A picture is worth 1000 words, and if you can see what the graphics and screen looks like in a program before you download it, you'll know what you're in for. Of course, pictures can lie also, because games can look great when they're stopped, but can be very ugly and choppy, and horrible over all. Anyways, if you see and have described what you're in for before you download it, you're less likely to be dissapointed by the program.
How do you capture those screenshots?
A lot of people ask me this. Capturing screenshots isn't very hard, it's just a feature of Windows that many people have never discovered, and it's pretty handy if you're a programmer. The way I capture screenshots is by running the program and simply pressing the 'Print Screen' button on my keyboard. This automatically copies the screen onto the Windows clipboard (you must be running Windows to do this). Then you can paste it in any ol' graphics editor and do your worst. Here are some tips to improve the quality of your screenshots:
- When you take screenshots of DOS programs, it usually looks bet to have them in full screen mode instead of a MS-DOS window. Pressing alt+enter makes the DOS window take up the full screen.
- If you only want to take a shot of the current (highlighted) window, hold down alt when you press print screen. This will copy an image of only the current window onto the clipboard.
- If the program is text-only, and you're running it in full screen DOS mode, instead of copying the screen as graphics, the screen is copied as text. In cases like this, capture the current window. You can crop off the Window if you want. This may make the text a bit distorted, though.
- To take more than one snapshot without having to run the program multiple times, use the Windows buttons on your keyboard to go back and forth, or press alt+enter to do this. Paste the image, and then go back to the DOS window for another screenshot. Note: In order for DOS to be able to start the program up again where it left off, it must be in a lower resolution, or a text resolution. Windows can not restore 640*480 or higher resolution MS-DOS windows.
- Always decrease the color depth in screenshots to the lowest amount of colors possible without losing quality. It's also generally a smart idea to resize pictures to their actual pixel size.
- You should always save QB screenshots as .gifs or similar formats. BMP files are good because no quality is lost when you save the file, but they also take up a ton of space. JPEGs aren't good because they blur pixels together, and make the picture look bad. Besides, they take up more space than .GIFs. You're aiming for the best quality for as little space as possible. (Usually.)
Why are the scores so high?

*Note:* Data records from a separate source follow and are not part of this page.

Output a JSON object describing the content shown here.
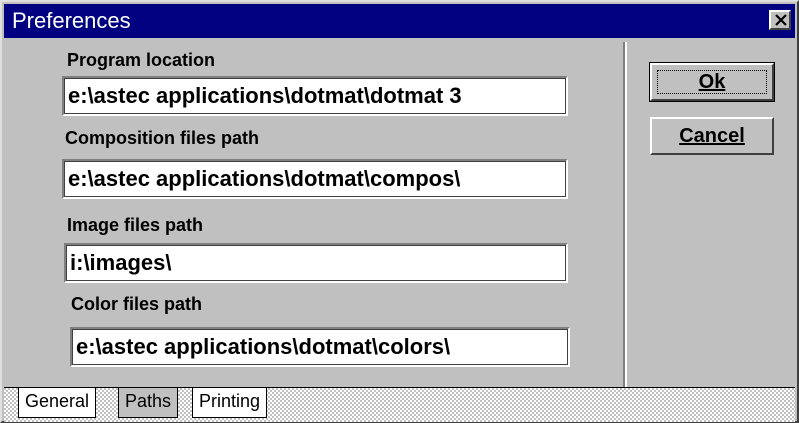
{
  "window": {
    "title": "Preferences",
    "close_label": "×"
  },
  "fields": [
    {
      "label": "Program location",
      "value": "e:\\astec applications\\dotmat\\dotmat 3"
    },
    {
      "label": "Composition files path",
      "value": "e:\\astec applications\\dotmat\\compos\\"
    },
    {
      "label": "Image files path",
      "value": "i:\\images\\"
    },
    {
      "label": "Color files path",
      "value": "e:\\astec applications\\dotmat\\colors\\"
    }
  ],
  "buttons": {
    "ok_label": "Ok",
    "cancel_label": "Cancel"
  },
  "tabs": [
    {
      "label": "General"
    },
    {
      "label": "Paths",
      "active": true
    },
    {
      "label": "Printing"
    }
  ],
  "colors": {
    "titlebar": "#000080",
    "face": "#c0c0c0"
  }
}
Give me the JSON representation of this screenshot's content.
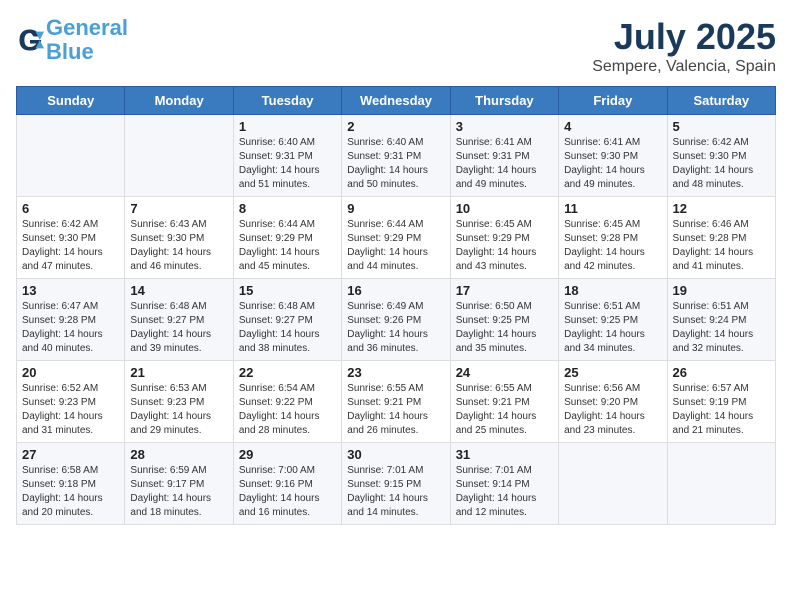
{
  "header": {
    "logo_line1": "General",
    "logo_line2": "Blue",
    "month": "July 2025",
    "location": "Sempere, Valencia, Spain"
  },
  "weekdays": [
    "Sunday",
    "Monday",
    "Tuesday",
    "Wednesday",
    "Thursday",
    "Friday",
    "Saturday"
  ],
  "weeks": [
    [
      {
        "day": "",
        "info": ""
      },
      {
        "day": "",
        "info": ""
      },
      {
        "day": "1",
        "info": "Sunrise: 6:40 AM\nSunset: 9:31 PM\nDaylight: 14 hours and 51 minutes."
      },
      {
        "day": "2",
        "info": "Sunrise: 6:40 AM\nSunset: 9:31 PM\nDaylight: 14 hours and 50 minutes."
      },
      {
        "day": "3",
        "info": "Sunrise: 6:41 AM\nSunset: 9:31 PM\nDaylight: 14 hours and 49 minutes."
      },
      {
        "day": "4",
        "info": "Sunrise: 6:41 AM\nSunset: 9:30 PM\nDaylight: 14 hours and 49 minutes."
      },
      {
        "day": "5",
        "info": "Sunrise: 6:42 AM\nSunset: 9:30 PM\nDaylight: 14 hours and 48 minutes."
      }
    ],
    [
      {
        "day": "6",
        "info": "Sunrise: 6:42 AM\nSunset: 9:30 PM\nDaylight: 14 hours and 47 minutes."
      },
      {
        "day": "7",
        "info": "Sunrise: 6:43 AM\nSunset: 9:30 PM\nDaylight: 14 hours and 46 minutes."
      },
      {
        "day": "8",
        "info": "Sunrise: 6:44 AM\nSunset: 9:29 PM\nDaylight: 14 hours and 45 minutes."
      },
      {
        "day": "9",
        "info": "Sunrise: 6:44 AM\nSunset: 9:29 PM\nDaylight: 14 hours and 44 minutes."
      },
      {
        "day": "10",
        "info": "Sunrise: 6:45 AM\nSunset: 9:29 PM\nDaylight: 14 hours and 43 minutes."
      },
      {
        "day": "11",
        "info": "Sunrise: 6:45 AM\nSunset: 9:28 PM\nDaylight: 14 hours and 42 minutes."
      },
      {
        "day": "12",
        "info": "Sunrise: 6:46 AM\nSunset: 9:28 PM\nDaylight: 14 hours and 41 minutes."
      }
    ],
    [
      {
        "day": "13",
        "info": "Sunrise: 6:47 AM\nSunset: 9:28 PM\nDaylight: 14 hours and 40 minutes."
      },
      {
        "day": "14",
        "info": "Sunrise: 6:48 AM\nSunset: 9:27 PM\nDaylight: 14 hours and 39 minutes."
      },
      {
        "day": "15",
        "info": "Sunrise: 6:48 AM\nSunset: 9:27 PM\nDaylight: 14 hours and 38 minutes."
      },
      {
        "day": "16",
        "info": "Sunrise: 6:49 AM\nSunset: 9:26 PM\nDaylight: 14 hours and 36 minutes."
      },
      {
        "day": "17",
        "info": "Sunrise: 6:50 AM\nSunset: 9:25 PM\nDaylight: 14 hours and 35 minutes."
      },
      {
        "day": "18",
        "info": "Sunrise: 6:51 AM\nSunset: 9:25 PM\nDaylight: 14 hours and 34 minutes."
      },
      {
        "day": "19",
        "info": "Sunrise: 6:51 AM\nSunset: 9:24 PM\nDaylight: 14 hours and 32 minutes."
      }
    ],
    [
      {
        "day": "20",
        "info": "Sunrise: 6:52 AM\nSunset: 9:23 PM\nDaylight: 14 hours and 31 minutes."
      },
      {
        "day": "21",
        "info": "Sunrise: 6:53 AM\nSunset: 9:23 PM\nDaylight: 14 hours and 29 minutes."
      },
      {
        "day": "22",
        "info": "Sunrise: 6:54 AM\nSunset: 9:22 PM\nDaylight: 14 hours and 28 minutes."
      },
      {
        "day": "23",
        "info": "Sunrise: 6:55 AM\nSunset: 9:21 PM\nDaylight: 14 hours and 26 minutes."
      },
      {
        "day": "24",
        "info": "Sunrise: 6:55 AM\nSunset: 9:21 PM\nDaylight: 14 hours and 25 minutes."
      },
      {
        "day": "25",
        "info": "Sunrise: 6:56 AM\nSunset: 9:20 PM\nDaylight: 14 hours and 23 minutes."
      },
      {
        "day": "26",
        "info": "Sunrise: 6:57 AM\nSunset: 9:19 PM\nDaylight: 14 hours and 21 minutes."
      }
    ],
    [
      {
        "day": "27",
        "info": "Sunrise: 6:58 AM\nSunset: 9:18 PM\nDaylight: 14 hours and 20 minutes."
      },
      {
        "day": "28",
        "info": "Sunrise: 6:59 AM\nSunset: 9:17 PM\nDaylight: 14 hours and 18 minutes."
      },
      {
        "day": "29",
        "info": "Sunrise: 7:00 AM\nSunset: 9:16 PM\nDaylight: 14 hours and 16 minutes."
      },
      {
        "day": "30",
        "info": "Sunrise: 7:01 AM\nSunset: 9:15 PM\nDaylight: 14 hours and 14 minutes."
      },
      {
        "day": "31",
        "info": "Sunrise: 7:01 AM\nSunset: 9:14 PM\nDaylight: 14 hours and 12 minutes."
      },
      {
        "day": "",
        "info": ""
      },
      {
        "day": "",
        "info": ""
      }
    ]
  ]
}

That's a good question. I guess it's because I'm too nice. Sometimes my ratings are based on effort rather than actually how good it is. Sometimes I add a point or two to the rating so that the score is more like what I think it's worth. That's because I'm an easy reviewer. If you submitted your first newbie program for review, you better hope that an easy reviewer like me reviews it.
On the other hand, there are people that really criticize the programs and rate the games lower than I do. It's perfectly fine to be a harder reviewer. It's the reviewer's opinion. Sometimes I (or you) may not agree with the opinion, but that's just the way it goes.
What's up with that "FAV" icon? ()
This icon: is a little icon that I put by the link to reviews of games that I reccomend that you get. A lot of games are reviewed (I usually review games that I like -- that's why there are a lot of FAVs there). Those games are ones that deserve a download. The ones without a FAV icon can be good too, but it just means that I didn't really like the program that much.
All files here are here by the author's permission, either direct permission, or by permission through read me files, his/her site, etc. The review on this site are meant to give an accurate description of what a file does before a person downloads it. Any damage that these files do to your computer is neither Pete's QBASIC Site's fault or the fault of the person(s) who made the program. None of these files are meant to hurt your computer, but if one does, don't blame us.
Ever notice how disclaimers are always in italics? :)